What you are asked to do → Please retype the listing below word for word and exclude its images.

Records to use →

"""

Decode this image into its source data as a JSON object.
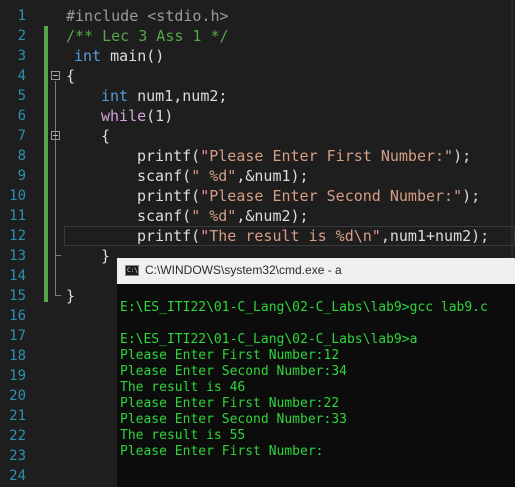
{
  "editor": {
    "line_numbers": [
      "1",
      "2",
      "3",
      "4",
      "5",
      "6",
      "7",
      "8",
      "9",
      "10",
      "11",
      "12",
      "13",
      "14",
      "15",
      "16",
      "17",
      "18",
      "19",
      "20",
      "21",
      "22",
      "23",
      "24"
    ],
    "code": {
      "l1_include": "#include <stdio.h>",
      "l2_comment": "/** Lec 3 Ass 1 */",
      "l3_kw": "int",
      "l3_rest": " main()",
      "l4_brace": "{",
      "l5_kw": "int",
      "l5_rest": " num1,num2;",
      "l6_kw": "while",
      "l6_rest": "(1)",
      "l7_brace": "{",
      "l8_fn": "printf(",
      "l8_str": "\"Please Enter First Number:\"",
      "l8_end": ");",
      "l9_fn": "scanf(",
      "l9_str": "\" %d\"",
      "l9_end": ",&num1);",
      "l10_fn": "printf(",
      "l10_str": "\"Please Enter Second Number:\"",
      "l10_end": ");",
      "l11_fn": "scanf(",
      "l11_str": "\" %d\"",
      "l11_end": ",&num2);",
      "l12_fn": "printf(",
      "l12_str": "\"The result is %d\\n\"",
      "l12_end": ",num1+num2);",
      "l13_brace": "}",
      "l15_brace": "}"
    }
  },
  "console": {
    "title": "C:\\WINDOWS\\system32\\cmd.exe - a",
    "icon": "cmd-window-icon",
    "icon_text": "C:\\",
    "lines": [
      "E:\\ES_ITI22\\01-C_Lang\\02-C_Labs\\lab9>gcc lab9.c",
      "",
      "E:\\ES_ITI22\\01-C_Lang\\02-C_Labs\\lab9>a",
      "Please Enter First Number:12",
      "Please Enter Second Number:34",
      "The result is 46",
      "Please Enter First Number:22",
      "Please Enter Second Number:33",
      "The result is 55",
      "Please Enter First Number:"
    ]
  }
}
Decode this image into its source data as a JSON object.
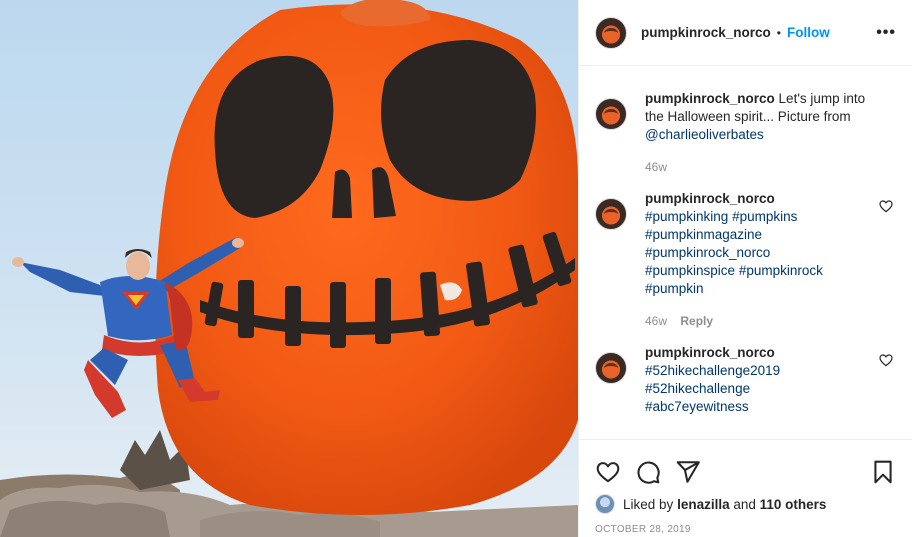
{
  "post": {
    "username": "pumpkinrock_norco",
    "separator": "•",
    "follow_label": "Follow",
    "more_label": "•••"
  },
  "comments": [
    {
      "user": "pumpkinrock_norco",
      "text_prefix": "Let's jump into the Halloween spirit... Picture from ",
      "mention": "@charlieoliverbates",
      "time": "46w"
    },
    {
      "user": "pumpkinrock_norco",
      "hashtags": [
        "#pumpkinking",
        "#pumpkins",
        "#pumpkinmagazine",
        "#pumpkinrock_norco",
        "#pumpkinspice",
        "#pumpkinrock",
        "#pumpkin"
      ],
      "time": "46w",
      "reply_label": "Reply"
    },
    {
      "user": "pumpkinrock_norco",
      "hashtags": [
        "#52hikechallenge2019",
        "#52hikechallenge",
        "#abc7eyewitness"
      ]
    }
  ],
  "likes": {
    "prefix": "Liked by",
    "user": "lenazilla",
    "connector": "and",
    "others": "110 others"
  },
  "date": "OCTOBER 28, 2019",
  "icons": {
    "like": "heart-icon",
    "comment": "comment-bubble-icon",
    "share": "paper-plane-icon",
    "save": "bookmark-icon",
    "more": "more-options-icon"
  },
  "colors": {
    "link": "#00376b",
    "follow": "#0095f6",
    "pumpkin": "#f25a14",
    "meta": "#8e8e8e"
  }
}
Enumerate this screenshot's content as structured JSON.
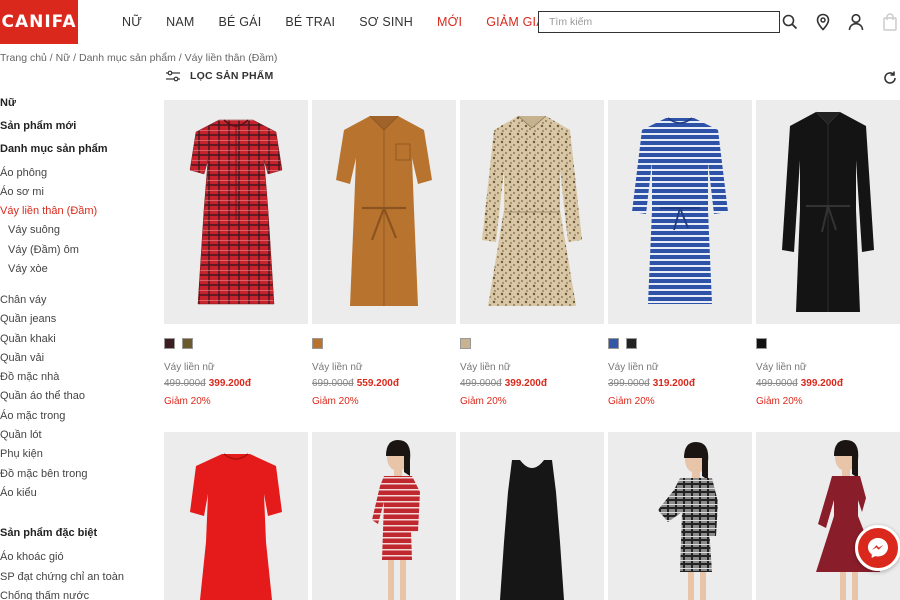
{
  "header": {
    "logo": "CANIFA",
    "nav": [
      {
        "label": "NỮ",
        "highlight": false
      },
      {
        "label": "NAM",
        "highlight": false
      },
      {
        "label": "BÉ GÁI",
        "highlight": false
      },
      {
        "label": "BÉ TRAI",
        "highlight": false
      },
      {
        "label": "SƠ SINH",
        "highlight": false
      },
      {
        "label": "MỚI",
        "highlight": true
      },
      {
        "label": "GIẢM GIÁ",
        "highlight": true
      }
    ],
    "search_placeholder": "Tìm kiếm",
    "icons": [
      "search-icon",
      "location-icon",
      "user-icon",
      "cart-icon"
    ]
  },
  "breadcrumb": "Trang chủ / Nữ / Danh mục sản phẩm / Váy liền thân (Đầm)",
  "filter": {
    "label": "LỌC SẢN PHẨM"
  },
  "sidebar": {
    "items": [
      {
        "label": "Nữ",
        "style": "bold"
      },
      {
        "label": "Sản phẩm mới",
        "style": "bold"
      },
      {
        "label": "Danh mục sản phẩm",
        "style": "bold"
      },
      {
        "label": "Áo phông",
        "style": "normal"
      },
      {
        "label": "Áo sơ mi",
        "style": "normal"
      },
      {
        "label": "Váy liền thân (Đầm)",
        "style": "active"
      },
      {
        "label": "Váy suông",
        "style": "sub"
      },
      {
        "label": "Váy (Đầm) ôm",
        "style": "sub"
      },
      {
        "label": "Váy xòe",
        "style": "sub"
      },
      {
        "label": "Chân váy",
        "style": "normal"
      },
      {
        "label": "Quần jeans",
        "style": "normal"
      },
      {
        "label": "Quần khaki",
        "style": "normal"
      },
      {
        "label": "Quần vải",
        "style": "normal"
      },
      {
        "label": "Đồ mặc nhà",
        "style": "normal"
      },
      {
        "label": "Quần áo thể thao",
        "style": "normal"
      },
      {
        "label": "Áo mặc trong",
        "style": "normal"
      },
      {
        "label": "Quần lót",
        "style": "normal"
      },
      {
        "label": "Phụ kiện",
        "style": "normal"
      },
      {
        "label": "Đồ mặc bên trong",
        "style": "normal"
      },
      {
        "label": "Áo kiểu",
        "style": "normal"
      },
      {
        "label": "Sản phẩm đặc biệt",
        "style": "bold"
      },
      {
        "label": "Áo khoác gió",
        "style": "normal"
      },
      {
        "label": "SP đạt chứng chỉ an toàn",
        "style": "normal"
      },
      {
        "label": "Chống thấm nước",
        "style": "normal"
      }
    ]
  },
  "products": [
    {
      "name": "Váy liền nữ",
      "old_price": "499.000đ",
      "new_price": "399.200đ",
      "discount": "Giảm 20%",
      "swatches": [
        "#3a1e22",
        "#6b5a2e"
      ],
      "dress": "plaid-red"
    },
    {
      "name": "Váy liền nữ",
      "old_price": "699.000đ",
      "new_price": "559.200đ",
      "discount": "Giảm 20%",
      "swatches": [
        "#b8742f"
      ],
      "dress": "shirt-orange"
    },
    {
      "name": "Váy liền nữ",
      "old_price": "499.000đ",
      "new_price": "399.200đ",
      "discount": "Giảm 20%",
      "swatches": [
        "#c8b290"
      ],
      "dress": "floral"
    },
    {
      "name": "Váy liền nữ",
      "old_price": "399.000đ",
      "new_price": "319.200đ",
      "discount": "Giảm 20%",
      "swatches": [
        "#3458a8",
        "#222"
      ],
      "dress": "stripe-blue"
    },
    {
      "name": "Váy liền nữ",
      "old_price": "499.000đ",
      "new_price": "399.200đ",
      "discount": "Giảm 20%",
      "swatches": [
        "#111"
      ],
      "dress": "black-shirt"
    },
    {
      "dress": "red-tee"
    },
    {
      "dress": "model-stripe-red"
    },
    {
      "dress": "black-tank"
    },
    {
      "dress": "model-plaid"
    },
    {
      "dress": "model-burgundy"
    }
  ],
  "colors": {
    "brand": "#da291c",
    "image_bg": "#ececec"
  }
}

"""

Solution for this exercise →
Decode this image into its source data as a JSON object.
{
  "editor": {
    "line_numbers": [
      "1",
      "2",
      "3",
      "4",
      "5",
      "6",
      "7",
      "8",
      "9",
      "10",
      "11",
      "12",
      "13",
      "14",
      "15",
      "16",
      "17",
      "18",
      "19",
      "20",
      "21",
      "22",
      "23",
      "24"
    ],
    "code": {
      "l1_include": "#include <stdio.h>",
      "l2_comment": "/** Lec 3 Ass 1 */",
      "l3_kw": "int",
      "l3_rest": " main()",
      "l4_brace": "{",
      "l5_kw": "int",
      "l5_rest": " num1,num2;",
      "l6_kw": "while",
      "l6_rest": "(1)",
      "l7_brace": "{",
      "l8_fn": "printf(",
      "l8_str": "\"Please Enter First Number:\"",
      "l8_end": ");",
      "l9_fn": "scanf(",
      "l9_str": "\" %d\"",
      "l9_end": ",&num1);",
      "l10_fn": "printf(",
      "l10_str": "\"Please Enter Second Number:\"",
      "l10_end": ");",
      "l11_fn": "scanf(",
      "l11_str": "\" %d\"",
      "l11_end": ",&num2);",
      "l12_fn": "printf(",
      "l12_str": "\"The result is %d\\n\"",
      "l12_end": ",num1+num2);",
      "l13_brace": "}",
      "l15_brace": "}"
    }
  },
  "console": {
    "title": "C:\\WINDOWS\\system32\\cmd.exe - a",
    "icon": "cmd-window-icon",
    "icon_text": "C:\\",
    "lines": [
      "E:\\ES_ITI22\\01-C_Lang\\02-C_Labs\\lab9>gcc lab9.c",
      "",
      "E:\\ES_ITI22\\01-C_Lang\\02-C_Labs\\lab9>a",
      "Please Enter First Number:12",
      "Please Enter Second Number:34",
      "The result is 46",
      "Please Enter First Number:22",
      "Please Enter Second Number:33",
      "The result is 55",
      "Please Enter First Number:"
    ]
  }
}
Decode this image into its source data as a JSON object.
{
  "post": {
    "username": "pumpkinrock_norco",
    "separator": "•",
    "follow_label": "Follow",
    "more_label": "•••"
  },
  "comments": [
    {
      "user": "pumpkinrock_norco",
      "text_prefix": "Let's jump into the Halloween spirit... Picture from ",
      "mention": "@charlieoliverbates",
      "time": "46w"
    },
    {
      "user": "pumpkinrock_norco",
      "hashtags": [
        "#pumpkinking",
        "#pumpkins",
        "#pumpkinmagazine",
        "#pumpkinrock_norco",
        "#pumpkinspice",
        "#pumpkinrock",
        "#pumpkin"
      ],
      "time": "46w",
      "reply_label": "Reply"
    },
    {
      "user": "pumpkinrock_norco",
      "hashtags": [
        "#52hikechallenge2019",
        "#52hikechallenge",
        "#abc7eyewitness"
      ]
    }
  ],
  "likes": {
    "prefix": "Liked by",
    "user": "lenazilla",
    "connector": "and",
    "others": "110 others"
  },
  "date": "OCTOBER 28, 2019",
  "icons": {
    "like": "heart-icon",
    "comment": "comment-bubble-icon",
    "share": "paper-plane-icon",
    "save": "bookmark-icon",
    "more": "more-options-icon"
  },
  "colors": {
    "link": "#00376b",
    "follow": "#0095f6",
    "pumpkin": "#f25a14",
    "meta": "#8e8e8e"
  }
}
Enumerate this screenshot's content as structured JSON.
{
  "header": {
    "logo": "CANIFA",
    "nav": [
      {
        "label": "NỮ",
        "highlight": false
      },
      {
        "label": "NAM",
        "highlight": false
      },
      {
        "label": "BÉ GÁI",
        "highlight": false
      },
      {
        "label": "BÉ TRAI",
        "highlight": false
      },
      {
        "label": "SƠ SINH",
        "highlight": false
      },
      {
        "label": "MỚI",
        "highlight": true
      },
      {
        "label": "GIẢM GIÁ",
        "highlight": true
      }
    ],
    "search_placeholder": "Tìm kiếm",
    "icons": [
      "search-icon",
      "location-icon",
      "user-icon",
      "cart-icon"
    ]
  },
  "breadcrumb": "Trang chủ / Nữ / Danh mục sản phẩm / Váy liền thân (Đầm)",
  "filter": {
    "label": "LỌC SẢN PHẨM"
  },
  "sidebar": {
    "items": [
      {
        "label": "Nữ",
        "style": "bold"
      },
      {
        "label": "Sản phẩm mới",
        "style": "bold"
      },
      {
        "label": "Danh mục sản phẩm",
        "style": "bold"
      },
      {
        "label": "Áo phông",
        "style": "normal"
      },
      {
        "label": "Áo sơ mi",
        "style": "normal"
      },
      {
        "label": "Váy liền thân (Đầm)",
        "style": "active"
      },
      {
        "label": "Váy suông",
        "style": "sub"
      },
      {
        "label": "Váy (Đầm) ôm",
        "style": "sub"
      },
      {
        "label": "Váy xòe",
        "style": "sub"
      },
      {
        "label": "Chân váy",
        "style": "normal"
      },
      {
        "label": "Quần jeans",
        "style": "normal"
      },
      {
        "label": "Quần khaki",
        "style": "normal"
      },
      {
        "label": "Quần vải",
        "style": "normal"
      },
      {
        "label": "Đồ mặc nhà",
        "style": "normal"
      },
      {
        "label": "Quần áo thể thao",
        "style": "normal"
      },
      {
        "label": "Áo mặc trong",
        "style": "normal"
      },
      {
        "label": "Quần lót",
        "style": "normal"
      },
      {
        "label": "Phụ kiện",
        "style": "normal"
      },
      {
        "label": "Đồ mặc bên trong",
        "style": "normal"
      },
      {
        "label": "Áo kiểu",
        "style": "normal"
      },
      {
        "label": "Sản phẩm đặc biệt",
        "style": "bold"
      },
      {
        "label": "Áo khoác gió",
        "style": "normal"
      },
      {
        "label": "SP đạt chứng chỉ an toàn",
        "style": "normal"
      },
      {
        "label": "Chống thấm nước",
        "style": "normal"
      }
    ]
  },
  "products": [
    {
      "name": "Váy liền nữ",
      "old_price": "499.000đ",
      "new_price": "399.200đ",
      "discount": "Giảm 20%",
      "swatches": [
        "#3a1e22",
        "#6b5a2e"
      ],
      "dress": "plaid-red"
    },
    {
      "name": "Váy liền nữ",
      "old_price": "699.000đ",
      "new_price": "559.200đ",
      "discount": "Giảm 20%",
      "swatches": [
        "#b8742f"
      ],
      "dress": "shirt-orange"
    },
    {
      "name": "Váy liền nữ",
      "old_price": "499.000đ",
      "new_price": "399.200đ",
      "discount": "Giảm 20%",
      "swatches": [
        "#c8b290"
      ],
      "dress": "floral"
    },
    {
      "name": "Váy liền nữ",
      "old_price": "399.000đ",
      "new_price": "319.200đ",
      "discount": "Giảm 20%",
      "swatches": [
        "#3458a8",
        "#222"
      ],
      "dress": "stripe-blue"
    },
    {
      "name": "Váy liền nữ",
      "old_price": "499.000đ",
      "new_price": "399.200đ",
      "discount": "Giảm 20%",
      "swatches": [
        "#111"
      ],
      "dress": "black-shirt"
    },
    {
      "dress": "red-tee"
    },
    {
      "dress": "model-stripe-red"
    },
    {
      "dress": "black-tank"
    },
    {
      "dress": "model-plaid"
    },
    {
      "dress": "model-burgundy"
    }
  ],
  "colors": {
    "brand": "#da291c",
    "image_bg": "#ececec"
  }
}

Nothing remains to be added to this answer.